### REQUIRED ACTION
List all lines in the material below that contain "frame".

+++

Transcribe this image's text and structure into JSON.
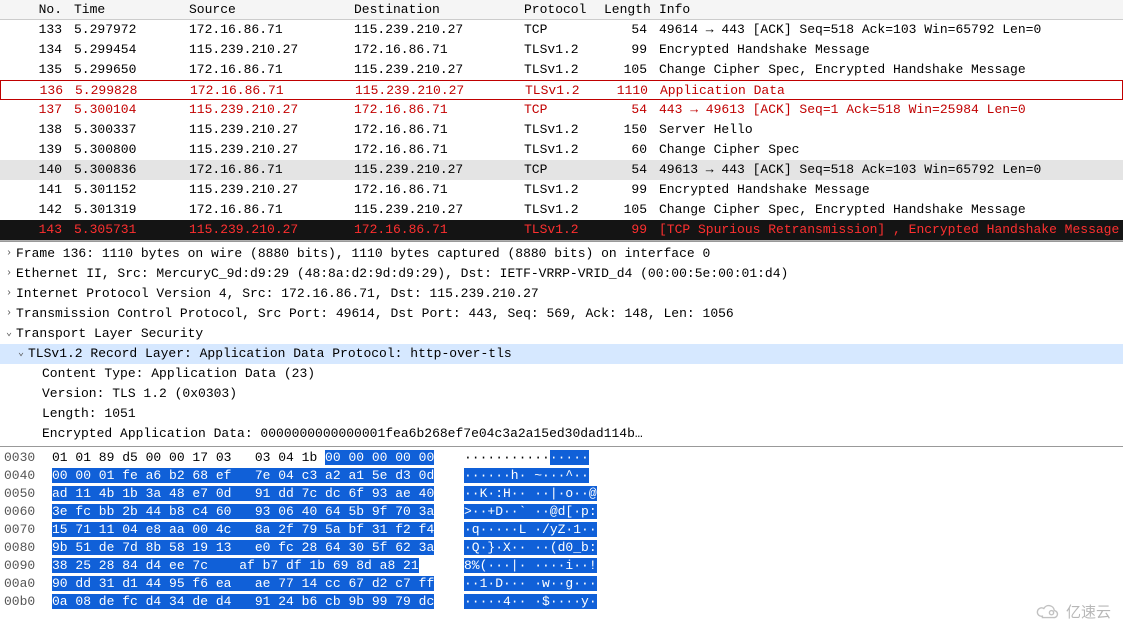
{
  "packet_list": {
    "headers": [
      "No.",
      "Time",
      "Source",
      "Destination",
      "Protocol",
      "Length",
      "Info"
    ],
    "rows": [
      {
        "no": "133",
        "time": "5.297972",
        "src": "172.16.86.71",
        "dst": "115.239.210.27",
        "proto": "TCP",
        "len": "54",
        "info": "49614 → 443 [ACK] Seq=518 Ack=103 Win=65792 Len=0",
        "cls": ""
      },
      {
        "no": "134",
        "time": "5.299454",
        "src": "115.239.210.27",
        "dst": "172.16.86.71",
        "proto": "TLSv1.2",
        "len": "99",
        "info": "Encrypted Handshake Message",
        "cls": ""
      },
      {
        "no": "135",
        "time": "5.299650",
        "src": "172.16.86.71",
        "dst": "115.239.210.27",
        "proto": "TLSv1.2",
        "len": "105",
        "info": "Change Cipher Spec, Encrypted Handshake Message",
        "cls": ""
      },
      {
        "no": "136",
        "time": "5.299828",
        "src": "172.16.86.71",
        "dst": "115.239.210.27",
        "proto": "TLSv1.2",
        "len": "1110",
        "info": "Application Data",
        "cls": "row-red row-boxed"
      },
      {
        "no": "137",
        "time": "5.300104",
        "src": "115.239.210.27",
        "dst": "172.16.86.71",
        "proto": "TCP",
        "len": "54",
        "info": "443 → 49613 [ACK] Seq=1 Ack=518 Win=25984 Len=0",
        "cls": "row-red"
      },
      {
        "no": "138",
        "time": "5.300337",
        "src": "115.239.210.27",
        "dst": "172.16.86.71",
        "proto": "TLSv1.2",
        "len": "150",
        "info": "Server Hello",
        "cls": ""
      },
      {
        "no": "139",
        "time": "5.300800",
        "src": "115.239.210.27",
        "dst": "172.16.86.71",
        "proto": "TLSv1.2",
        "len": "60",
        "info": "Change Cipher Spec",
        "cls": ""
      },
      {
        "no": "140",
        "time": "5.300836",
        "src": "172.16.86.71",
        "dst": "115.239.210.27",
        "proto": "TCP",
        "len": "54",
        "info": "49613 → 443 [ACK] Seq=518 Ack=103 Win=65792 Len=0",
        "cls": "row-grey"
      },
      {
        "no": "141",
        "time": "5.301152",
        "src": "115.239.210.27",
        "dst": "172.16.86.71",
        "proto": "TLSv1.2",
        "len": "99",
        "info": "Encrypted Handshake Message",
        "cls": ""
      },
      {
        "no": "142",
        "time": "5.301319",
        "src": "172.16.86.71",
        "dst": "115.239.210.27",
        "proto": "TLSv1.2",
        "len": "105",
        "info": "Change Cipher Spec, Encrypted Handshake Message",
        "cls": ""
      },
      {
        "no": "143",
        "time": "5.305731",
        "src": "115.239.210.27",
        "dst": "172.16.86.71",
        "proto": "TLSv1.2",
        "len": "99",
        "info": "[TCP Spurious Retransmission] , Encrypted Handshake Message",
        "cls": "row-warn"
      }
    ]
  },
  "details": {
    "frame": "Frame 136: 1110 bytes on wire (8880 bits), 1110 bytes captured (8880 bits) on interface 0",
    "eth": "Ethernet II, Src: MercuryC_9d:d9:29 (48:8a:d2:9d:d9:29), Dst: IETF-VRRP-VRID_d4 (00:00:5e:00:01:d4)",
    "ip": "Internet Protocol Version 4, Src: 172.16.86.71, Dst: 115.239.210.27",
    "tcp": "Transmission Control Protocol, Src Port: 49614, Dst Port: 443, Seq: 569, Ack: 148, Len: 1056",
    "tls": "Transport Layer Security",
    "record": "TLSv1.2 Record Layer: Application Data Protocol: http-over-tls",
    "ctype": "Content Type: Application Data (23)",
    "ver": "Version: TLS 1.2 (0x0303)",
    "len": "Length: 1051",
    "encdata": "Encrypted Application Data: 0000000000000001fea6b268ef7e04c3a2a15ed30dad114b…"
  },
  "hex": {
    "rows": [
      {
        "off": "0030",
        "plain": "01 01 89 d5 00 00 17 03   03 04 1b ",
        "hl": "00 00 00 00 00",
        "ascP": "···········",
        "ascH": "·····"
      },
      {
        "off": "0040",
        "plain": "",
        "hl": "00 00 01 fe a6 b2 68 ef   7e 04 c3 a2 a1 5e d3 0d",
        "ascP": "",
        "ascH": "······h· ~···^··"
      },
      {
        "off": "0050",
        "plain": "",
        "hl": "ad 11 4b 1b 3a 48 e7 0d   91 dd 7c dc 6f 93 ae 40",
        "ascP": "",
        "ascH": "··K·:H·· ··|·o··@"
      },
      {
        "off": "0060",
        "plain": "",
        "hl": "3e fc bb 2b 44 b8 c4 60   93 06 40 64 5b 9f 70 3a",
        "ascP": "",
        "ascH": ">··+D··` ··@d[·p:"
      },
      {
        "off": "0070",
        "plain": "",
        "hl": "15 71 11 04 e8 aa 00 4c   8a 2f 79 5a bf 31 f2 f4",
        "ascP": "",
        "ascH": "·q·····L ·/yZ·1··"
      },
      {
        "off": "0080",
        "plain": "",
        "hl": "9b 51 de 7d 8b 58 19 13   e0 fc 28 64 30 5f 62 3a",
        "ascP": "",
        "ascH": "·Q·}·X·· ··(d0_b:"
      },
      {
        "off": "0090",
        "plain": "",
        "hl": "38 25 28 84 d4 ee 7c    af b7 df 1b 69 8d a8 21",
        "ascP": "",
        "ascH": "8%(···|· ····i··!"
      },
      {
        "off": "00a0",
        "plain": "",
        "hl": "90 dd 31 d1 44 95 f6 ea   ae 77 14 cc 67 d2 c7 ff",
        "ascP": "",
        "ascH": "··1·D··· ·w··g···"
      },
      {
        "off": "00b0",
        "plain": "",
        "hl": "0a 08 de fc d4 34 de d4   91 24 b6 cb 9b 99 79 dc",
        "ascP": "",
        "ascH": "·····4·· ·$····y·"
      }
    ]
  },
  "watermark": "亿速云",
  "chart_data": {
    "type": "table",
    "title": "Wireshark packet capture — TLS Application Data frame 136",
    "columns": [
      "No.",
      "Time",
      "Source",
      "Destination",
      "Protocol",
      "Length",
      "Info"
    ],
    "rows": [
      [
        133,
        "5.297972",
        "172.16.86.71",
        "115.239.210.27",
        "TCP",
        54,
        "49614 → 443 [ACK] Seq=518 Ack=103 Win=65792 Len=0"
      ],
      [
        134,
        "5.299454",
        "115.239.210.27",
        "172.16.86.71",
        "TLSv1.2",
        99,
        "Encrypted Handshake Message"
      ],
      [
        135,
        "5.299650",
        "172.16.86.71",
        "115.239.210.27",
        "TLSv1.2",
        105,
        "Change Cipher Spec, Encrypted Handshake Message"
      ],
      [
        136,
        "5.299828",
        "172.16.86.71",
        "115.239.210.27",
        "TLSv1.2",
        1110,
        "Application Data"
      ],
      [
        137,
        "5.300104",
        "115.239.210.27",
        "172.16.86.71",
        "TCP",
        54,
        "443 → 49613 [ACK] Seq=1 Ack=518 Win=25984 Len=0"
      ],
      [
        138,
        "5.300337",
        "115.239.210.27",
        "172.16.86.71",
        "TLSv1.2",
        150,
        "Server Hello"
      ],
      [
        139,
        "5.300800",
        "115.239.210.27",
        "172.16.86.71",
        "TLSv1.2",
        60,
        "Change Cipher Spec"
      ],
      [
        140,
        "5.300836",
        "172.16.86.71",
        "115.239.210.27",
        "TCP",
        54,
        "49613 → 443 [ACK] Seq=518 Ack=103 Win=65792 Len=0"
      ],
      [
        141,
        "5.301152",
        "115.239.210.27",
        "172.16.86.71",
        "TLSv1.2",
        99,
        "Encrypted Handshake Message"
      ],
      [
        142,
        "5.301319",
        "172.16.86.71",
        "115.239.210.27",
        "TLSv1.2",
        105,
        "Change Cipher Spec, Encrypted Handshake Message"
      ],
      [
        143,
        "5.305731",
        "115.239.210.27",
        "172.16.86.71",
        "TLSv1.2",
        99,
        "[TCP Spurious Retransmission] , Encrypted Handshake Message"
      ]
    ]
  }
}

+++

### ANSWER SPACE
    "frame": "Frame 136: 1110 bytes on wire (8880 bits), 1110 bytes captured (8880 bits) on interface 0",
    "title": "Wireshark packet capture — TLS Application Data frame 136",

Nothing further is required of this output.